Part 5 Assorted advanced techniques

 

37 Meta-analysis: Combining and exploring statistical findings from previous research

 

Overview

37.1 Introduction

37.2 Pearson correlation coefficient as the effect size

37.3 Other measures of effect size

37.4 Effects of different characteristics of studies

37.5 First steps in meta-analysis

37.6 Illustrative example

37.7 Comparing a study with a previous study

37.8 Reporting the results

Key points

Computer analysis: Some meta-analysis software

Recommended further reading

 

38 Reliability in scales and measurement: Consistency and agreement

 

Overview

38.1 Introduction

38.2 Item-analysis using item–total correlation

38.3 Split-half reliability

38.4 Alpha reliability

38.5 Agreement among raters

Key points

Computer analysis: Cronbach’s alpha and kappa using SPSS

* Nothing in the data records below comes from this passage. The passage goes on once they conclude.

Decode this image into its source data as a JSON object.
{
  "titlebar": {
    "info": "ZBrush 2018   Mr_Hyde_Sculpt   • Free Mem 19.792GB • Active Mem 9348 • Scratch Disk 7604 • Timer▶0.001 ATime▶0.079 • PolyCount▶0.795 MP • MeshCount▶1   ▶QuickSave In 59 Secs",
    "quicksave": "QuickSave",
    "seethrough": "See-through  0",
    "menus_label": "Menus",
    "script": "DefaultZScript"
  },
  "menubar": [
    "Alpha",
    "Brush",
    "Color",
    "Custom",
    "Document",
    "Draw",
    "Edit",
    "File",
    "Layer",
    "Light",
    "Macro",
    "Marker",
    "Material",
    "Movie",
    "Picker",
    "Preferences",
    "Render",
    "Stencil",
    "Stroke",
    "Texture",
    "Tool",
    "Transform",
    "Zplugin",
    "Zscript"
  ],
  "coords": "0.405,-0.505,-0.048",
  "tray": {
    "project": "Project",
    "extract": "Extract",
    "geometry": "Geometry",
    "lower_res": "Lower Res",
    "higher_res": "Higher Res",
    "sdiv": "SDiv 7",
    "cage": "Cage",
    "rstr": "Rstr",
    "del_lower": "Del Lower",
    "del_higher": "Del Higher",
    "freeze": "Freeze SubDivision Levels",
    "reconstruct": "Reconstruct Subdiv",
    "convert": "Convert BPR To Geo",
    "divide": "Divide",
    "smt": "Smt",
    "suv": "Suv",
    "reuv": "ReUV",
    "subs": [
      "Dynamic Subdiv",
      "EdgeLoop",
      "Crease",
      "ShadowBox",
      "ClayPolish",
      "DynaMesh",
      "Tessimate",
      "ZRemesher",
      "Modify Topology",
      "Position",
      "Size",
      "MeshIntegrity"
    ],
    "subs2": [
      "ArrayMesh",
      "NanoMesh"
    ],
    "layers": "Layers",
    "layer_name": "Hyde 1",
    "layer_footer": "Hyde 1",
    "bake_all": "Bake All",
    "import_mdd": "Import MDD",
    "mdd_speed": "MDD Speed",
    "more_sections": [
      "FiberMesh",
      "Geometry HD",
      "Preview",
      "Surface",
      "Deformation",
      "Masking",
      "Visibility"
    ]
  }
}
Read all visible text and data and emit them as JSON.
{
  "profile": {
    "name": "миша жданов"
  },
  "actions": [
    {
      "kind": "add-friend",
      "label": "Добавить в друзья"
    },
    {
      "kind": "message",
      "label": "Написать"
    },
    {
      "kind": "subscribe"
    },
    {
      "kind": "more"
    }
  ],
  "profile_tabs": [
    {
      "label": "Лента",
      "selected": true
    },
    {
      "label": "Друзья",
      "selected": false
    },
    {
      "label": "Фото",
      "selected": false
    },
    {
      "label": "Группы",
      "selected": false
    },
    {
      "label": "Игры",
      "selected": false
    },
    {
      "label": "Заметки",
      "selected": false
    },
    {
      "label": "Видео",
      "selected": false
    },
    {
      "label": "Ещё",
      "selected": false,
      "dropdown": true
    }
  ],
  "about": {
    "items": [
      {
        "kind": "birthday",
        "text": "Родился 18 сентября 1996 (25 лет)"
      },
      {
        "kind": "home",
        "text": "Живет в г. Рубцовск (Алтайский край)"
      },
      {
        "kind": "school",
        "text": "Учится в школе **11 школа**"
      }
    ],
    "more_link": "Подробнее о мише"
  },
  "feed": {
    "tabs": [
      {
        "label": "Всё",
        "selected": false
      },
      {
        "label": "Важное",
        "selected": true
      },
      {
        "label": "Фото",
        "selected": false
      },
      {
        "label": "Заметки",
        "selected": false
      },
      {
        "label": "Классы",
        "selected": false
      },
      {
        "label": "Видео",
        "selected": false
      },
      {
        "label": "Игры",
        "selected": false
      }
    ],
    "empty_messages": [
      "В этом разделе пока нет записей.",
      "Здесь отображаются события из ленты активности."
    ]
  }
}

Recommended further reading

 

39 Influence of moderator variables on relationships between two variables

 

Overview

39.1 Introduction

39.2 Statistical approaches to finding moderator effects

39.3 Hierarchical multiple regression approach to identifying moderator effects (or interactions)

39.4 ANOVA approach to identifying moderator effects (i.e. interactions)

Key points

Computer analysis: Regression moderator analysis using SPSS

Recommended further reading

 

40 Statistical power analysis: Getting the sample size right

 

Overview

40.1 Introduction

40.2 Types of statistical power analysis and their limitations

40.3 Doing power analysis

40.4 Calculating power

40.5 Reporting the results

Key points

Computer analysis: Power analysis with G*Power

 

Part 6 Advanced qualitative or nominal techniques

 

41 Log-linear methods: Analysis of complex contingency tables

 

Overview

41.1 Introduction

41.2 Two-variable example

41.3 Three-variable example

41.4 Reporting the results

Key points

Computer analysis: Log-linear analysis using SPSS

Recommended further reading

 

42 Multinomial logistic regression: Distinguishing between several different categories or groups

 

Overview

42.1 Introduction

42.2 Dummy variables

42.3 What can multinomial logistic regression do?

42.4 Worked example

42.5 Accuracy of the prediction

42.6 How good are the predictors?

42.7 Prediction

42.8 Interpreting the results

42.9 Reporting the results

Key points

Computer analysis: Multinomial logistic regression using SPSS

 

43 Binomial logistic regression

 

Overview

43.1 Introduction

43.2 Typical example

43.3 Applying the logistic regression procedure

43.4 Regression formula

43.5 Reporting the results

Key points

Computer analysis: Binomial logistic regression using SPSS

 

Appendices

 

Appendix A Testing for excessively skewed distributions

Appendix B1 Large-sample formulae for the nonparametric tests

Appendix B2 Nonparametric tests for three or more groups

Computer analysis: Kruskal–Wallis and Friedman nonparametric tests using SPSS

Appendix C Extended table of significance for the Pearson correlation coefficient

Appendix D Table of significance for the Spearman correlation coefficient

Appendix E Extended table of significance for the t-test

Appendix F Table of significance for chi-square

Appendix G Extended table of significance for the sign test

Appendix H Table of significance for the Wilcoxon matched pairs test

Appendix I Tables of significance for the Mann–Whitney U-test

Appendix J Tables of significance values for the F-distribution

Appendix K Table of significance values for t when making multiple t-tests

 

Glossary

References

Index